** Exercise aim **
Beginning at the line that contains "Enumerate this screenshot's", repeat every line of the listing exactly through the final one.

━━━━━━━━━━━━━━━━

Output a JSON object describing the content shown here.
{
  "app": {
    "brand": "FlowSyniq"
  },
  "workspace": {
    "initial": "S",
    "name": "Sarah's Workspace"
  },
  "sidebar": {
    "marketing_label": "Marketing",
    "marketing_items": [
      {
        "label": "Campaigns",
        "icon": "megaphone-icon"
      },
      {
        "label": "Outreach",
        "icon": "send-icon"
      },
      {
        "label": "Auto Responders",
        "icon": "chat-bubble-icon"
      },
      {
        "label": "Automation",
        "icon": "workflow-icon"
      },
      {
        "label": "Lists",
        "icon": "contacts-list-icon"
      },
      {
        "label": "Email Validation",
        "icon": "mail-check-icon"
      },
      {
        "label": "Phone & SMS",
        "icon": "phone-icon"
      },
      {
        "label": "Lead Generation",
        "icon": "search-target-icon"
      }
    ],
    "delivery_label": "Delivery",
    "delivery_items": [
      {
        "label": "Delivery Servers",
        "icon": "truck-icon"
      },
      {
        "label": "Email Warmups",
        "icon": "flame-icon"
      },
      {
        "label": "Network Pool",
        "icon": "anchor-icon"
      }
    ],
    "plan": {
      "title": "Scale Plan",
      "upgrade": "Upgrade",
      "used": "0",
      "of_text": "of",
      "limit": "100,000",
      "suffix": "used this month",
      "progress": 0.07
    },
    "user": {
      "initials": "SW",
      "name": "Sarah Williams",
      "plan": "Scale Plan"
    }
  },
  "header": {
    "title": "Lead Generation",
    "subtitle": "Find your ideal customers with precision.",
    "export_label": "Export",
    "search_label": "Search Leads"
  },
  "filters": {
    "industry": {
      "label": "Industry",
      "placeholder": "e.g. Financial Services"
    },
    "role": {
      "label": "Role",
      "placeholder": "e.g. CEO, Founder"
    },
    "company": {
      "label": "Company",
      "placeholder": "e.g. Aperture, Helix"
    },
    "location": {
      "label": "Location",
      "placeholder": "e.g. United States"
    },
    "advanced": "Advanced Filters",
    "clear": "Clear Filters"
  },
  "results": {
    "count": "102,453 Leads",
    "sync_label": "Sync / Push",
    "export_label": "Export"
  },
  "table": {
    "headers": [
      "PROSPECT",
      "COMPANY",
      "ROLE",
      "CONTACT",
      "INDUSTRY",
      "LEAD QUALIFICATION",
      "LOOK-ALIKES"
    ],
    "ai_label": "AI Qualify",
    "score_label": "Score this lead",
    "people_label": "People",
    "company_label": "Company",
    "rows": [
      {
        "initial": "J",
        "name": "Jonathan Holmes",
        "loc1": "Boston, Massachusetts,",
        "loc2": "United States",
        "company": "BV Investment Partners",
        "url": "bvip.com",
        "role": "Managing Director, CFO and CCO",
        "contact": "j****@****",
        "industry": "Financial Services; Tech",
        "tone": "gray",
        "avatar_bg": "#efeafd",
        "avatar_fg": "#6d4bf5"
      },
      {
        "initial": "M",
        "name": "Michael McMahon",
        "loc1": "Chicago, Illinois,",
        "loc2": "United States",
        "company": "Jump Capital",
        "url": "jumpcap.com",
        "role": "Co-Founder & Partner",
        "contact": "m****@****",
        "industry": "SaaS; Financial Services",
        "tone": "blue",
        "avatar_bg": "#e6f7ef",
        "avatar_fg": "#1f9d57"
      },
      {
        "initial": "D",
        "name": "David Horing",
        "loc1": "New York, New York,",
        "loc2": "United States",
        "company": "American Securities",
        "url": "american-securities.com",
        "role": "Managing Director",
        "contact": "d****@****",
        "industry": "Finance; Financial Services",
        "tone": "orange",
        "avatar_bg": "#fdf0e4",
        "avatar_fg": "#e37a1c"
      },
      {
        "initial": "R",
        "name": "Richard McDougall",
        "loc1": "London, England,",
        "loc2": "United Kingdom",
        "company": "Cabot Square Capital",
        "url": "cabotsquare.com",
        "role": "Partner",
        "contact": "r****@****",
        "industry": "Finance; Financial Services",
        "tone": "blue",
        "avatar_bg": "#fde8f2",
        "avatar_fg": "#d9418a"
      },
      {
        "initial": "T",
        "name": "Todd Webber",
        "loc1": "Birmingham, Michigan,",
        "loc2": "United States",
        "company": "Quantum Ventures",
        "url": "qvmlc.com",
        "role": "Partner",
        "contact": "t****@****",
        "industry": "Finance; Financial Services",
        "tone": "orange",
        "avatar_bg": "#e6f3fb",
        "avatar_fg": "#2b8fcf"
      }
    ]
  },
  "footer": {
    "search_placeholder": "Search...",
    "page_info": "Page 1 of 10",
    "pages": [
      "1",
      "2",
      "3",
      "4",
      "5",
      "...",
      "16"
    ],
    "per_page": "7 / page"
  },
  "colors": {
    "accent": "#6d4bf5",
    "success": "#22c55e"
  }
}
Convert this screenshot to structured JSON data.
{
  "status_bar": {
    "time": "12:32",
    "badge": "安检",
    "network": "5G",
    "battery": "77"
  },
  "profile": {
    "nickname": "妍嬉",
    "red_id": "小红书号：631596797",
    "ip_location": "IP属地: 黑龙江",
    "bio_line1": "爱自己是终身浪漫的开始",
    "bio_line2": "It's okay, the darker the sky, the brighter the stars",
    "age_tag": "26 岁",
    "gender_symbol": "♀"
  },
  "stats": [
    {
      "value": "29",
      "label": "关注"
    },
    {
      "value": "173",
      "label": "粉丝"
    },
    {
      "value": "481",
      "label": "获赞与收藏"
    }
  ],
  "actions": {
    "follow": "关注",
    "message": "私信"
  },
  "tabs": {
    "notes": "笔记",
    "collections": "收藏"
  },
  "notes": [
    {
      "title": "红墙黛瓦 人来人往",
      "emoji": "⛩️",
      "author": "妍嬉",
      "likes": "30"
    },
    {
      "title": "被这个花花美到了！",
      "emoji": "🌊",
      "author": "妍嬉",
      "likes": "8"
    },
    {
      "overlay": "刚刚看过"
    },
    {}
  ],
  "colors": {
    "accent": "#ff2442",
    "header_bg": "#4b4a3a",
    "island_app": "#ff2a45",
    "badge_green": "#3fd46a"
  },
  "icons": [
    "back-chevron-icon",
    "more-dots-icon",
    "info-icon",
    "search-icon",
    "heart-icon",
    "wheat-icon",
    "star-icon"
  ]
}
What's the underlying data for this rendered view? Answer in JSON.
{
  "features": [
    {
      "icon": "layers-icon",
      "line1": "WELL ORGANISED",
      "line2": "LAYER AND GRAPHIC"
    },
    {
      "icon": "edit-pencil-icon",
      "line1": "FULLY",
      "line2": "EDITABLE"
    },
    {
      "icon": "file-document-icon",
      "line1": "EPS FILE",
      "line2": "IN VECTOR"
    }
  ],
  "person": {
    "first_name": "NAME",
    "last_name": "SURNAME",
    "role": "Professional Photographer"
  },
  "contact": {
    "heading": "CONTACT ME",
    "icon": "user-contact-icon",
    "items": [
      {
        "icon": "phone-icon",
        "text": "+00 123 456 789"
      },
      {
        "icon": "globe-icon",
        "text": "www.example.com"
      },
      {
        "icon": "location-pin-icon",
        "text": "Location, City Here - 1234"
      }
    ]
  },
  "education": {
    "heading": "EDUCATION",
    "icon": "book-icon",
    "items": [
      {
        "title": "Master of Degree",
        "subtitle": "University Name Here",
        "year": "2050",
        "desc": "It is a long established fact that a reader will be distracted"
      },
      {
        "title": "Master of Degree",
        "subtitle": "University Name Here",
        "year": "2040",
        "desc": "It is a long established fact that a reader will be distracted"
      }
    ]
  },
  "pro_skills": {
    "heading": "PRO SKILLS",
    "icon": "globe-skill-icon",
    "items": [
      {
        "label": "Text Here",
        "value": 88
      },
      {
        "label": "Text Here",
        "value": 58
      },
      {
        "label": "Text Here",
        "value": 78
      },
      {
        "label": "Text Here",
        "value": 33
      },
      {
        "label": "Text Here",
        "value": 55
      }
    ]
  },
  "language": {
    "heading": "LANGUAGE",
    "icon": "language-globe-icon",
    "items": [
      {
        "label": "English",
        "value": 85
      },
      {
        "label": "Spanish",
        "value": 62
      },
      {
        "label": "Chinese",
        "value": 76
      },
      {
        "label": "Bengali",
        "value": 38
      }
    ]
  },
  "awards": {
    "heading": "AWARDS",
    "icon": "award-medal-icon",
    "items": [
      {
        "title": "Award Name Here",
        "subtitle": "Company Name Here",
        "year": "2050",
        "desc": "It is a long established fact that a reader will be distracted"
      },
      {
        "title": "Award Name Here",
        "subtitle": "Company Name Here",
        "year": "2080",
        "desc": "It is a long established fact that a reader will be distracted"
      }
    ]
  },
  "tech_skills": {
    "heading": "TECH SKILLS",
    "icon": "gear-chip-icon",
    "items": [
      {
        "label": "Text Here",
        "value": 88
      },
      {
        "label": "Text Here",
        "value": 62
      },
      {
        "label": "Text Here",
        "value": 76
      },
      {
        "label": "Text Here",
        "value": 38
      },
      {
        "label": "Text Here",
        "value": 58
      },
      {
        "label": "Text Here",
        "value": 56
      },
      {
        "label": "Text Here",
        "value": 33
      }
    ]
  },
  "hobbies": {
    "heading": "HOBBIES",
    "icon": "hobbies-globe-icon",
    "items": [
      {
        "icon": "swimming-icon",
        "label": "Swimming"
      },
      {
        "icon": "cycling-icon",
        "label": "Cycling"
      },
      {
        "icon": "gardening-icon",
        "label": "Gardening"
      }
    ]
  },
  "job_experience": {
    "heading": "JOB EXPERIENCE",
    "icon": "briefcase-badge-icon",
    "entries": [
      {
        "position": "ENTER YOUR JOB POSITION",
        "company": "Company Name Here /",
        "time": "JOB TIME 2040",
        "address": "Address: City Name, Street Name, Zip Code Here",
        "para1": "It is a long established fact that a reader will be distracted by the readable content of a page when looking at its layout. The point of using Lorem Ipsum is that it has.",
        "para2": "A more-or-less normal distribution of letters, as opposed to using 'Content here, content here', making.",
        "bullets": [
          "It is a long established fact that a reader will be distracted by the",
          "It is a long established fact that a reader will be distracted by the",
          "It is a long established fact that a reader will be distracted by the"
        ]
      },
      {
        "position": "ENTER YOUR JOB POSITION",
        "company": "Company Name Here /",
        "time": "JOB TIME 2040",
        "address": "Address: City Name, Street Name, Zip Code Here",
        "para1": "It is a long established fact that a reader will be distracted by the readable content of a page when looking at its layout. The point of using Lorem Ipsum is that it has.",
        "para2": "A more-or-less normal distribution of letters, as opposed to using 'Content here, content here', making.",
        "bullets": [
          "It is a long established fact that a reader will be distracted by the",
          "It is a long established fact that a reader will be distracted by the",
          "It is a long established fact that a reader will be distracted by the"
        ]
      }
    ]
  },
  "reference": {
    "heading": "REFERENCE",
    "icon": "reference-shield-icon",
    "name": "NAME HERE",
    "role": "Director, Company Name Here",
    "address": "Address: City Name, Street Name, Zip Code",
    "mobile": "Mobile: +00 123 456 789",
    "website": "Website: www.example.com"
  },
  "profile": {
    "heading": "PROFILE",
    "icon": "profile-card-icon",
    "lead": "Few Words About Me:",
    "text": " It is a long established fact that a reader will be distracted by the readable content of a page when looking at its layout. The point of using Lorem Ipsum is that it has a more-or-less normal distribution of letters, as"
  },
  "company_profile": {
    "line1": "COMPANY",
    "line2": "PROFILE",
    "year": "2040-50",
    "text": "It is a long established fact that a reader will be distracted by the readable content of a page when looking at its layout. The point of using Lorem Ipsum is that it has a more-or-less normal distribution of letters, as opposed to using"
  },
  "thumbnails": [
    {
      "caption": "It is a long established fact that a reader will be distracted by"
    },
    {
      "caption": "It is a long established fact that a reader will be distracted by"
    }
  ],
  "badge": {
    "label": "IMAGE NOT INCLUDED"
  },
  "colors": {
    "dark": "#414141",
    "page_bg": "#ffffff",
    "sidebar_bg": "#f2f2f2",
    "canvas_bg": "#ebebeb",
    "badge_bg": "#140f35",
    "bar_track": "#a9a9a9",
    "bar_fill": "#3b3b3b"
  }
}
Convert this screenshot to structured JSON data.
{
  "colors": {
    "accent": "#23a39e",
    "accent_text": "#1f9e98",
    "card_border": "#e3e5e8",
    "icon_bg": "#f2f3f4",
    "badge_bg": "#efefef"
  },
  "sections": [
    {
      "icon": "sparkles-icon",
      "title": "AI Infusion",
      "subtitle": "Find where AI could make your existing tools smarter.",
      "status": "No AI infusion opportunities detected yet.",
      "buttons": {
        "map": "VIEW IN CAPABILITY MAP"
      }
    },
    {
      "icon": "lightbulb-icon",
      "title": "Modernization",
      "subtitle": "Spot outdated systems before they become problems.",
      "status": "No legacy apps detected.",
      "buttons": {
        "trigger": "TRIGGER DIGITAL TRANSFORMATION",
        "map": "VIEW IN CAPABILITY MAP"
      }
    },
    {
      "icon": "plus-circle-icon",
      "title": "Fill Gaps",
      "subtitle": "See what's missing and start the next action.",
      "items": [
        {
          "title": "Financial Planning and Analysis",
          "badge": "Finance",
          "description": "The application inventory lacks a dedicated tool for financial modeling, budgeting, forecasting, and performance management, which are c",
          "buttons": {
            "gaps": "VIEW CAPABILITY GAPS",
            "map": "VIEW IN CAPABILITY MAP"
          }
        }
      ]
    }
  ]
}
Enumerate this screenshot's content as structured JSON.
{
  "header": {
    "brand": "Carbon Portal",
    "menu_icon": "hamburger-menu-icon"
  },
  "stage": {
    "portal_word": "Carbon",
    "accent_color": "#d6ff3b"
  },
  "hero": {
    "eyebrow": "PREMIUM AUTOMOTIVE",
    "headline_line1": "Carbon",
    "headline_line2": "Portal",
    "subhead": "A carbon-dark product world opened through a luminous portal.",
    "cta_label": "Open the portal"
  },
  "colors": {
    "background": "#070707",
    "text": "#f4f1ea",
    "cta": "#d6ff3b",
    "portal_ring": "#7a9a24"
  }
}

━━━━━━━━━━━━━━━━

** Task output **
Enumerate this screenshot's content as structured JSON.
{
  "header": {
    "brand": "Carbon Portal",
    "menu_icon": "hamburger-menu-icon"
  },
  "stage": {
    "portal_word": "Carbon",
    "accent_color": "#d6ff3b"
  },
  "hero": {
    "eyebrow": "PREMIUM AUTOMOTIVE",
    "headline_line1": "Carbon",
    "headline_line2": "Portal",
    "subhead": "A carbon-dark product world opened through a luminous portal.",
    "cta_label": "Open the portal"
  },
  "colors": {
    "background": "#070707",
    "text": "#f4f1ea",
    "cta": "#d6ff3b",
    "portal_ring": "#7a9a24"
  }
}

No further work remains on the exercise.